▶ _Problem to work on_
Each entry must appear in the answer exactly as given.

▶ _Source records_
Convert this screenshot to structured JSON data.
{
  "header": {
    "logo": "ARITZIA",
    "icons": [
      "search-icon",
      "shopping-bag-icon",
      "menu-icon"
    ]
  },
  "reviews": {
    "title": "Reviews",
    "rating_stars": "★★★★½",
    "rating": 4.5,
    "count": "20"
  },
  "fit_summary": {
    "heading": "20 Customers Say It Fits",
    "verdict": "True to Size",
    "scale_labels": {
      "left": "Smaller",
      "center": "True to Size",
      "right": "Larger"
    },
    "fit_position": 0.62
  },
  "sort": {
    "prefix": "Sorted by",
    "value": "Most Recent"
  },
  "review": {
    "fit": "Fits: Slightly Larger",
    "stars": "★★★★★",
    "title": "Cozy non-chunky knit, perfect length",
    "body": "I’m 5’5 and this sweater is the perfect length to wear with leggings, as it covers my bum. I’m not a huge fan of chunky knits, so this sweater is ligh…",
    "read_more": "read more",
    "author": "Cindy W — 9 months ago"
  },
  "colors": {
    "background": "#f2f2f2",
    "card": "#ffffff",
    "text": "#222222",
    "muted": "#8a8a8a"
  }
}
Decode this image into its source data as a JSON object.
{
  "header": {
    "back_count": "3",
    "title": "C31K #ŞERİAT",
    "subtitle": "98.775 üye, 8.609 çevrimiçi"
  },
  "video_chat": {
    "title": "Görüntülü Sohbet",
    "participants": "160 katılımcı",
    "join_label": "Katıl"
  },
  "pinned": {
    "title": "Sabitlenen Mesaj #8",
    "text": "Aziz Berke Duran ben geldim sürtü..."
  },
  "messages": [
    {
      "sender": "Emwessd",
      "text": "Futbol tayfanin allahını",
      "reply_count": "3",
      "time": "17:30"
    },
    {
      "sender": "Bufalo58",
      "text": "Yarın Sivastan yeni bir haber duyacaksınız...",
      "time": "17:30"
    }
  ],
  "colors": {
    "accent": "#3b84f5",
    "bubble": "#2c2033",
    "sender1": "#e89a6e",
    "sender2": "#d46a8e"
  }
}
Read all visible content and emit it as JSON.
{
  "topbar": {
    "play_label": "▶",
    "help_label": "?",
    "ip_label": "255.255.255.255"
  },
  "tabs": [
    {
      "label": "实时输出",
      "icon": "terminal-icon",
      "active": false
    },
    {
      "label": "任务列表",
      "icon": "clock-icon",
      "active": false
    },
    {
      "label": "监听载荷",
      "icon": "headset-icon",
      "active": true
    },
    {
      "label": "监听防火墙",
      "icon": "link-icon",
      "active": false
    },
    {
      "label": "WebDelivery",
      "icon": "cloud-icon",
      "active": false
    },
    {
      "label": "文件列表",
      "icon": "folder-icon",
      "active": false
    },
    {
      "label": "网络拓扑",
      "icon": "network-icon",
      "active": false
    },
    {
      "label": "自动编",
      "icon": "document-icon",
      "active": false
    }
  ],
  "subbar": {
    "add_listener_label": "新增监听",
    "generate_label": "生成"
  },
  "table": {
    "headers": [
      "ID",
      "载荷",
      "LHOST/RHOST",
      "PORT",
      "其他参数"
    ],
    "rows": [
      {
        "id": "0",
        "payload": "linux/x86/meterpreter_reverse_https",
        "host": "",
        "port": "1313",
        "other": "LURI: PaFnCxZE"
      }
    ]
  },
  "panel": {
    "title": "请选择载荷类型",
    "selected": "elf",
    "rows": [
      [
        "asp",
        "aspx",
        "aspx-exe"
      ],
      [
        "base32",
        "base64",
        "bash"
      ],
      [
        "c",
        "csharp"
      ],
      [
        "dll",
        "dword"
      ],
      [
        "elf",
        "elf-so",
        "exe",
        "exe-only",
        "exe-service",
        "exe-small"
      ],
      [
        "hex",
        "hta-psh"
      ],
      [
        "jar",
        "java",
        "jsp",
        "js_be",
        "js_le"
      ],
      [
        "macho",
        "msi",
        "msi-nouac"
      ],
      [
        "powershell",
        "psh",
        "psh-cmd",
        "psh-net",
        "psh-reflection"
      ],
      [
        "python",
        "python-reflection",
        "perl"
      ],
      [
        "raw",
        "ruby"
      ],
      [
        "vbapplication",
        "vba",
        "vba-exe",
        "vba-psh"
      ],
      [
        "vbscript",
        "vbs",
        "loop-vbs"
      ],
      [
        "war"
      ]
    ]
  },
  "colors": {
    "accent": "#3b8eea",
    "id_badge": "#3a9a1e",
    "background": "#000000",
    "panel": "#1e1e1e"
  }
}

▶ _Problem solution_
Convert this screenshot to structured JSON data.
{
  "header": {
    "logo": "ARITZIA",
    "icons": [
      "search-icon",
      "shopping-bag-icon",
      "menu-icon"
    ]
  },
  "reviews": {
    "title": "Reviews",
    "rating_stars": "★★★★½",
    "rating": 4.5,
    "count": "20"
  },
  "fit_summary": {
    "heading": "20 Customers Say It Fits",
    "verdict": "True to Size",
    "scale_labels": {
      "left": "Smaller",
      "center": "True to Size",
      "right": "Larger"
    },
    "fit_position": 0.62
  },
  "sort": {
    "prefix": "Sorted by",
    "value": "Most Recent"
  },
  "review": {
    "fit": "Fits: Slightly Larger",
    "stars": "★★★★★",
    "title": "Cozy non-chunky knit, perfect length",
    "body": "I’m 5’5 and this sweater is the perfect length to wear with leggings, as it covers my bum. I’m not a huge fan of chunky knits, so this sweater is ligh…",
    "read_more": "read more",
    "author": "Cindy W — 9 months ago"
  },
  "colors": {
    "background": "#f2f2f2",
    "card": "#ffffff",
    "text": "#222222",
    "muted": "#8a8a8a"
  }
}
Decode this image into its source data as a JSON object.
{
  "header": {
    "back_count": "3",
    "title": "C31K #ŞERİAT",
    "subtitle": "98.775 üye, 8.609 çevrimiçi"
  },
  "video_chat": {
    "title": "Görüntülü Sohbet",
    "participants": "160 katılımcı",
    "join_label": "Katıl"
  },
  "pinned": {
    "title": "Sabitlenen Mesaj #8",
    "text": "Aziz Berke Duran ben geldim sürtü..."
  },
  "messages": [
    {
      "sender": "Emwessd",
      "text": "Futbol tayfanin allahını",
      "reply_count": "3",
      "time": "17:30"
    },
    {
      "sender": "Bufalo58",
      "text": "Yarın Sivastan yeni bir haber duyacaksınız...",
      "time": "17:30"
    }
  ],
  "colors": {
    "accent": "#3b84f5",
    "bubble": "#2c2033",
    "sender1": "#e89a6e",
    "sender2": "#d46a8e"
  }
}
Read all visible content and emit it as JSON.
{
  "topbar": {
    "play_label": "▶",
    "help_label": "?",
    "ip_label": "255.255.255.255"
  },
  "tabs": [
    {
      "label": "实时输出",
      "icon": "terminal-icon",
      "active": false
    },
    {
      "label": "任务列表",
      "icon": "clock-icon",
      "active": false
    },
    {
      "label": "监听载荷",
      "icon": "headset-icon",
      "active": true
    },
    {
      "label": "监听防火墙",
      "icon": "link-icon",
      "active": false
    },
    {
      "label": "WebDelivery",
      "icon": "cloud-icon",
      "active": false
    },
    {
      "label": "文件列表",
      "icon": "folder-icon",
      "active": false
    },
    {
      "label": "网络拓扑",
      "icon": "network-icon",
      "active": false
    },
    {
      "label": "自动编",
      "icon": "document-icon",
      "active": false
    }
  ],
  "subbar": {
    "add_listener_label": "新增监听",
    "generate_label": "生成"
  },
  "table": {
    "headers": [
      "ID",
      "载荷",
      "LHOST/RHOST",
      "PORT",
      "其他参数"
    ],
    "rows": [
      {
        "id": "0",
        "payload": "linux/x86/meterpreter_reverse_https",
        "host": "",
        "port": "1313",
        "other": "LURI: PaFnCxZE"
      }
    ]
  },
  "panel": {
    "title": "请选择载荷类型",
    "selected": "elf",
    "rows": [
      [
        "asp",
        "aspx",
        "aspx-exe"
      ],
      [
        "base32",
        "base64",
        "bash"
      ],
      [
        "c",
        "csharp"
      ],
      [
        "dll",
        "dword"
      ],
      [
        "elf",
        "elf-so",
        "exe",
        "exe-only",
        "exe-service",
        "exe-small"
      ],
      [
        "hex",
        "hta-psh"
      ],
      [
        "jar",
        "java",
        "jsp",
        "js_be",
        "js_le"
      ],
      [
        "macho",
        "msi",
        "msi-nouac"
      ],
      [
        "powershell",
        "psh",
        "psh-cmd",
        "psh-net",
        "psh-reflection"
      ],
      [
        "python",
        "python-reflection",
        "perl"
      ],
      [
        "raw",
        "ruby"
      ],
      [
        "vbapplication",
        "vba",
        "vba-exe",
        "vba-psh"
      ],
      [
        "vbscript",
        "vbs",
        "loop-vbs"
      ],
      [
        "war"
      ]
    ]
  },
  "colors": {
    "accent": "#3b8eea",
    "id_badge": "#3a9a1e",
    "background": "#000000",
    "panel": "#1e1e1e"
  }
}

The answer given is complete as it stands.